Yet another World Cup has come and gone. With its ups and downs, this competition has now gone into the annals of history. Unfortunately, I must say that this World Cup leaves me personally with a bitter taste in my mouth for a number of reasons. Despite that, however, I would be remiss not to mention the high number of goals scored (169, with an average of 2.6 per game and only one goalless draw between France and Denmark) that helped provide us with entertainment and plenty of suspense throughout this last month.
But let’s take things one at a time. First topic of discussion would be the debut of the Video Assistant Referee (more commonly known as VAR) at this World Cup. It appeared, only to prove that it does not work. Of course, there are those players that might try to take advantage of the referee’s bad point of view, to which end yes, VAR might prove helpful, but as a general rule it doesn’t really make a difference. Because at the end of the day, no matter how much technology is introduced to the world of football, it is still up to the individual to make the call. Case in point, the final between France and Croatia, where Perisic’s supposed handball gave France the lead. After checking with the VAR, the referee decided to award France the penalty, yet the overwhelming majority on social media claimed that the decision was unjust and unfair for Croatia.
Something else that left a bit of a bad impression at the 2018 World Cup was the disappointing performance of some of the greater teams. And if for Spain it was a little expected -considering their former head coach’s Julen Lopetegui’s decision to abandon his nation a few days before the start of the tournament-, it came completely out of right field for some others, such as Germany (who fell victim to the “winning nation” curse), Portugal and Argentina. Struggling against sub-par opponents, eventually being disqualified very early on, this was not what we expected from the representatives of these nations. Combined with the absence of Italy, Chile and the Netherlands, and also the fact that such an event occurs for a second consecutive time right after the European Championship of 2016, it might just go to show that the so-called top quality players are being a bit too overexerted with continuous games and responsibilities for clubs and nations. The players of other nations didn’t have as many games on their feet and were able to apply pressure for longer periods of time (case in point: Germany vs. South Korea).
On the other hand, we saw teams get very far in this tournament that under different circumstances, shouldn’t have. And at this point, I can’t but mention the incredibly narcissistic England who, for some reason have come to believe that the World Cup did at some stage call their country home for it to be “coming back”. Gareth Southgate’s men (who seemed to be the only one in comprehension of the reality of the situation), after barely scraping a win from Tunisia in their first game, got a comfortable victory over the tourists of Panama in the second, then decided to lose to Belgium’s B’ team in order to avoid clashing with Brazil in the knockout stages. Instead, they met up with the tragic Colombia (whoever saw their game against Senegal knows what I mean), had to take them to penalties to advance, then got through Sweden admittedly relatively comfortably, only for them to meet up with their first real challenge in the face of Croatia once they had already reached the semis. If England were any luckier, they would’ve met with Japan in the final! They showed absolutely no improvement in this tournament, just a series of flukes.

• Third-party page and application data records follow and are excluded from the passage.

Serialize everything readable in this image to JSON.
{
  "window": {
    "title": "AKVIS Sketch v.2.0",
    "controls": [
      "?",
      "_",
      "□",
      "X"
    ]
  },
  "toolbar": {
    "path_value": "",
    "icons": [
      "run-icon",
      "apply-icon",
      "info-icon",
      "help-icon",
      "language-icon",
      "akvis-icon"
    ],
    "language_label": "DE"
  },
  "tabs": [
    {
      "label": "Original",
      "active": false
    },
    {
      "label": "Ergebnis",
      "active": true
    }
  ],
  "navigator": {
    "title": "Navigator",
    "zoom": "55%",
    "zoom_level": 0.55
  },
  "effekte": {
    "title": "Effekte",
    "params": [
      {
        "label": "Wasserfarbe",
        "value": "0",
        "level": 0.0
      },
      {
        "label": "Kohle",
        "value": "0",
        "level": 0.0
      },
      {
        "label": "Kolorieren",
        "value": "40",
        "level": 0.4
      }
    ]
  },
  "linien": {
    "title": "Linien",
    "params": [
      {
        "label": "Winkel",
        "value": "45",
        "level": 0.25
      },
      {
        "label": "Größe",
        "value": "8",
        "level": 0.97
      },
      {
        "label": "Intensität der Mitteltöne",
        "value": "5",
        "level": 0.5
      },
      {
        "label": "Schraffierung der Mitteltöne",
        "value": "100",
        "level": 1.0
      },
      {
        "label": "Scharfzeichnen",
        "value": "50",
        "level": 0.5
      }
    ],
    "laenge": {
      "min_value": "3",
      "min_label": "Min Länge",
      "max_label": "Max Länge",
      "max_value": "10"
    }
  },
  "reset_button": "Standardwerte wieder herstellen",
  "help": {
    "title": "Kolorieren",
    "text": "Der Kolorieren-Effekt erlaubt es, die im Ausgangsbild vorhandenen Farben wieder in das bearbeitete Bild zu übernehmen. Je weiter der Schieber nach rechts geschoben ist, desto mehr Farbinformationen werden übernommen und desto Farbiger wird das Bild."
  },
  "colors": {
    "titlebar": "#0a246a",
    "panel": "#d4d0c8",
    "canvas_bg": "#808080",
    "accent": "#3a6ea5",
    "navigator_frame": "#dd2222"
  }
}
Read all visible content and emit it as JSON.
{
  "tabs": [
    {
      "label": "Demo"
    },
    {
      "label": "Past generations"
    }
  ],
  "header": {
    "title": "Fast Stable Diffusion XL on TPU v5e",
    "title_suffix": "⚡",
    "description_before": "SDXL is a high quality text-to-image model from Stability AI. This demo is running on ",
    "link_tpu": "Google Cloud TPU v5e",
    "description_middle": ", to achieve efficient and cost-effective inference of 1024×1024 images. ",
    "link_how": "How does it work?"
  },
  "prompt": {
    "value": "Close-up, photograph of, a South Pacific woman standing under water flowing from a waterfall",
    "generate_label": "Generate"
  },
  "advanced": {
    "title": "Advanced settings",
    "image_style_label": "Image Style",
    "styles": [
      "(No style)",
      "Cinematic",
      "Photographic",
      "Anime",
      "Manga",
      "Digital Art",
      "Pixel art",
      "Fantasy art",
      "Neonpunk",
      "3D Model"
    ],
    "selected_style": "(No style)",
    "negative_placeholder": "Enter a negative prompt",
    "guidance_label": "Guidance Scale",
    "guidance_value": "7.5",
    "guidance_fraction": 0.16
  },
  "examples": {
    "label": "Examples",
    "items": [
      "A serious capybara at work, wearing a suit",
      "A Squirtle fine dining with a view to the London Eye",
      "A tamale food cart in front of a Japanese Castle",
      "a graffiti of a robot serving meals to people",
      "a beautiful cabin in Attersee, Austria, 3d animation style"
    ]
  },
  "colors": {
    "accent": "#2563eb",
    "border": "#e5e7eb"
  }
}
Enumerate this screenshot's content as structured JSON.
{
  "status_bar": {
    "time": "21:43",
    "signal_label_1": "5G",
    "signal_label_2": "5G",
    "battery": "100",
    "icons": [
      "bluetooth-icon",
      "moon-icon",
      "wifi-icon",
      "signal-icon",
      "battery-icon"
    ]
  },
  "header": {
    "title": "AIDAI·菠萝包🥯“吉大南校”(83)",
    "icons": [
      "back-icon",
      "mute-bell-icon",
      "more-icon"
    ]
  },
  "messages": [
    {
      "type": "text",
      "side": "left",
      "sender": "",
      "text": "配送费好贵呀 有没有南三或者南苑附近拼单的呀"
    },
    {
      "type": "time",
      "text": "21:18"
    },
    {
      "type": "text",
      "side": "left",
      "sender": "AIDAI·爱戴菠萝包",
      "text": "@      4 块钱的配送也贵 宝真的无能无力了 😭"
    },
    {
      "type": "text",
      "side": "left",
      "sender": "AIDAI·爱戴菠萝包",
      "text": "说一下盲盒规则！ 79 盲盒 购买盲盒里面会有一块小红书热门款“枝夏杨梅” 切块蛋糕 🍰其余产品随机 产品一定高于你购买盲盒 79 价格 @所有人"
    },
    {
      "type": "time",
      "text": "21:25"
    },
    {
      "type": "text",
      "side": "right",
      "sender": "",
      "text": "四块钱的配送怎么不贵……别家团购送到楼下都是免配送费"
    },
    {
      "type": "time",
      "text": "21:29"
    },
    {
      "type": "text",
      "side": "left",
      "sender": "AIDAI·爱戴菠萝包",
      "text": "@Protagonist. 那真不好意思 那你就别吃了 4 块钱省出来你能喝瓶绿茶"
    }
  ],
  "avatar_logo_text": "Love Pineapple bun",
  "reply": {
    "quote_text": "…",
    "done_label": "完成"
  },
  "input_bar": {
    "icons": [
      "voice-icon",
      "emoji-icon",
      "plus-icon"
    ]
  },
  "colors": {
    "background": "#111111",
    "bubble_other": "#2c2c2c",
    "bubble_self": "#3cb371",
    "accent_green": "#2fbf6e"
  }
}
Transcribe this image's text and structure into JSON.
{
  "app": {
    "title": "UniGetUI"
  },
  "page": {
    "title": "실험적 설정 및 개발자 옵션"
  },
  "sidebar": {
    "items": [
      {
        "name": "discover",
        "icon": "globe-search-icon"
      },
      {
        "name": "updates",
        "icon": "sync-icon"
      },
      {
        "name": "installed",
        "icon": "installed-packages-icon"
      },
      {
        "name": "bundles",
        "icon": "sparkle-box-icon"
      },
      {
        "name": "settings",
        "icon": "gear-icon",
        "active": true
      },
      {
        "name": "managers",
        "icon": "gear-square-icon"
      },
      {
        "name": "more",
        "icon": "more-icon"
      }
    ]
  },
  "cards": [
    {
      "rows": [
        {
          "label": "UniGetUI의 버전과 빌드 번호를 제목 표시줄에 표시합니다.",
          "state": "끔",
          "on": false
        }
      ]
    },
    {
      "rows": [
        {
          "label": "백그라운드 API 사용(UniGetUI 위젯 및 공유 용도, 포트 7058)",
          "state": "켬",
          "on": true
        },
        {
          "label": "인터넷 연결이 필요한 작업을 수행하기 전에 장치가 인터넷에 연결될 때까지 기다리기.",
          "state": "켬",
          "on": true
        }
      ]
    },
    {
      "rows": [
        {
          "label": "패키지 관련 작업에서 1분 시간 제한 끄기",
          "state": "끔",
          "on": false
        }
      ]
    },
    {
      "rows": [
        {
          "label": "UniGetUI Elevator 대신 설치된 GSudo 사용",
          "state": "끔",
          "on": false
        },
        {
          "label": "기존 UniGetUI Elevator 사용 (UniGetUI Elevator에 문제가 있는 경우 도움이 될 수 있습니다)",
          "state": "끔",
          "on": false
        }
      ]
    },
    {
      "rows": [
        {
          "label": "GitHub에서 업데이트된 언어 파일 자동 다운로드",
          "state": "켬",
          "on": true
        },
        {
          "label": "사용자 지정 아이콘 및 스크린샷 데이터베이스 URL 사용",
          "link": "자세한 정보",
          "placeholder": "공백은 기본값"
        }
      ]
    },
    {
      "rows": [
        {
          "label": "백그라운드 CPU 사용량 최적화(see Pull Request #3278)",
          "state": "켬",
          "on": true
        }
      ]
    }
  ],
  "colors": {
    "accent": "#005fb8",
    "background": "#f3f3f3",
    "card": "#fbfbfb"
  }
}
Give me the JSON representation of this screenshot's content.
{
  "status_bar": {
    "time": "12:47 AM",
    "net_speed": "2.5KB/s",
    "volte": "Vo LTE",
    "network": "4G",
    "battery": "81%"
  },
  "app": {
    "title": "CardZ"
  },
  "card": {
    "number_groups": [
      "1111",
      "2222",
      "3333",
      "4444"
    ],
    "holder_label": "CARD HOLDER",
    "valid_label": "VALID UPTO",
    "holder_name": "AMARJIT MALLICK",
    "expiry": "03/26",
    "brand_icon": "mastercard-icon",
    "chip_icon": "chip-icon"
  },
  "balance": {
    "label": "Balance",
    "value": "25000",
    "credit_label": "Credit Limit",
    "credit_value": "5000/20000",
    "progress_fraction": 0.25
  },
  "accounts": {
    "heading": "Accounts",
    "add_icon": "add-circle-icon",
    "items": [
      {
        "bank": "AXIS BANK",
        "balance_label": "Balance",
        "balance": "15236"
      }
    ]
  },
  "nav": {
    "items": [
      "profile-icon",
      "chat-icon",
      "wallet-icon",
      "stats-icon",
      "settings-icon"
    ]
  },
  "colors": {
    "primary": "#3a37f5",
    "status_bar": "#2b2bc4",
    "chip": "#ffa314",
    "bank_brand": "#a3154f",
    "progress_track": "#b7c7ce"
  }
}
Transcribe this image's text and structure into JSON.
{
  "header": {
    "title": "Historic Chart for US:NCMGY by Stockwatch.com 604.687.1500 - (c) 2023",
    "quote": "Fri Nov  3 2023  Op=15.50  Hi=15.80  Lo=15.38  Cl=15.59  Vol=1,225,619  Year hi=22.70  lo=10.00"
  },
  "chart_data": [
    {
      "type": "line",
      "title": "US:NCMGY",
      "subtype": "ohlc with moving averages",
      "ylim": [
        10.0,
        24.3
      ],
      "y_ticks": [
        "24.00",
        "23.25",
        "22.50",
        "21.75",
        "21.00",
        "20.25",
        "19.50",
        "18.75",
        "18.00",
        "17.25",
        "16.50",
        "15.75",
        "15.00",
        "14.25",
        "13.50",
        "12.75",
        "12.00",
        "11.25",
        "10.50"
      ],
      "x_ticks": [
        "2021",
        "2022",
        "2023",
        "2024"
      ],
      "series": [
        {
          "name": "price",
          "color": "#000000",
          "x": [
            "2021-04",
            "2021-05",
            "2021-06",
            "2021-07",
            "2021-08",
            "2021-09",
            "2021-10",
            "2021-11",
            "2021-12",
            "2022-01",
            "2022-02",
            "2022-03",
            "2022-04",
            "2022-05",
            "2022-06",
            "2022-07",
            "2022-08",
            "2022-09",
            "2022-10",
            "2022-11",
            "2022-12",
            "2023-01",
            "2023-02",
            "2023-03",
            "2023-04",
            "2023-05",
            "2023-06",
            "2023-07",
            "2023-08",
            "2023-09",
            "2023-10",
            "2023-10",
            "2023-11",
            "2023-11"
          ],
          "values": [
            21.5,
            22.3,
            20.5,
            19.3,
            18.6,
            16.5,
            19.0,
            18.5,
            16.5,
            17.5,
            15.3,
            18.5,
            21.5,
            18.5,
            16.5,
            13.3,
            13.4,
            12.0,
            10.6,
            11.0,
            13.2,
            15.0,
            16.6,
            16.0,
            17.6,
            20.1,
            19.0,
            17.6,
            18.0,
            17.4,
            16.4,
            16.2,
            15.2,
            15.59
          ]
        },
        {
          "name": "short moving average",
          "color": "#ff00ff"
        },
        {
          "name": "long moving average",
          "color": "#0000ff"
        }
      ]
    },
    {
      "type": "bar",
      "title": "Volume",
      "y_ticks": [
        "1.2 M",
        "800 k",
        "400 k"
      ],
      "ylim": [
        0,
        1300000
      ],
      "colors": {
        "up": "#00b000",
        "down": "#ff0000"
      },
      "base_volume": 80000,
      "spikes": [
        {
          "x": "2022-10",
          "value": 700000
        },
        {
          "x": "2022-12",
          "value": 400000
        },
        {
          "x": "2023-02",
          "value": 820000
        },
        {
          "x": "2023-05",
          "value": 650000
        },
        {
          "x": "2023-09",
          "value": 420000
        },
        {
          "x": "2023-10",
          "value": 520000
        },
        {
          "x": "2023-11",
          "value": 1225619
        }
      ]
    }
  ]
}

Unfortunately, to speak a bit about the winners, the Cup ended up in the hands of the team with the most realism. Not the one that played the most attractive football (Brazil), not the one that scored the most goals (Belgium), not even the one with the best defense (Croatia). But to the team that did what was necessary to get results. Leave no gaps in defense, apply the pressure in midfield, leave the ball to the opposition and hit them on the counter-attack thanks to possibly the fastest forward of the whole tournament (Mpappe). France did that. Realistic to the core, each player knew exactly what was required of them on the pitch. They gave the sense at times that they could even go down to Australia, yet not even the likes of Belgium could break them down. The style of football that Didier Deschamps has instilled into his team is quite reminiscent of that which helped Diego Simeone’s Atletico Madrid reach two UEFA Champions League finals. However there they met with Real Madrid. There’s no such team on national level.
A lot of speculation went around if Russia was even going to be ready to host this World Cup, considering they were missing some of the deadlines to deliver their stadiums to FIFA’s organizational committee. But in my opinion, I feel the world owes a standing ovation to the hosts, as they held a magnificent competition with grand venues and perfect pitches that helped the players in their efforts. In addition, the weather was pleasantly nice for a country like Russia, since in all the games I personally watched, I only remember it raining once, something very rare for cities like Samara, Gdansk or Sankt Peterburg.
The next World Cup will be held in Qatar during the summer of 2022. It will be very interesting to see how FIFA will cope with hosting such a tournament in the middle of the championship season for Europe. But until then, we have four whole years…
Originally published at sopeoplewhatsup.blogspot.com on July 16, 2018.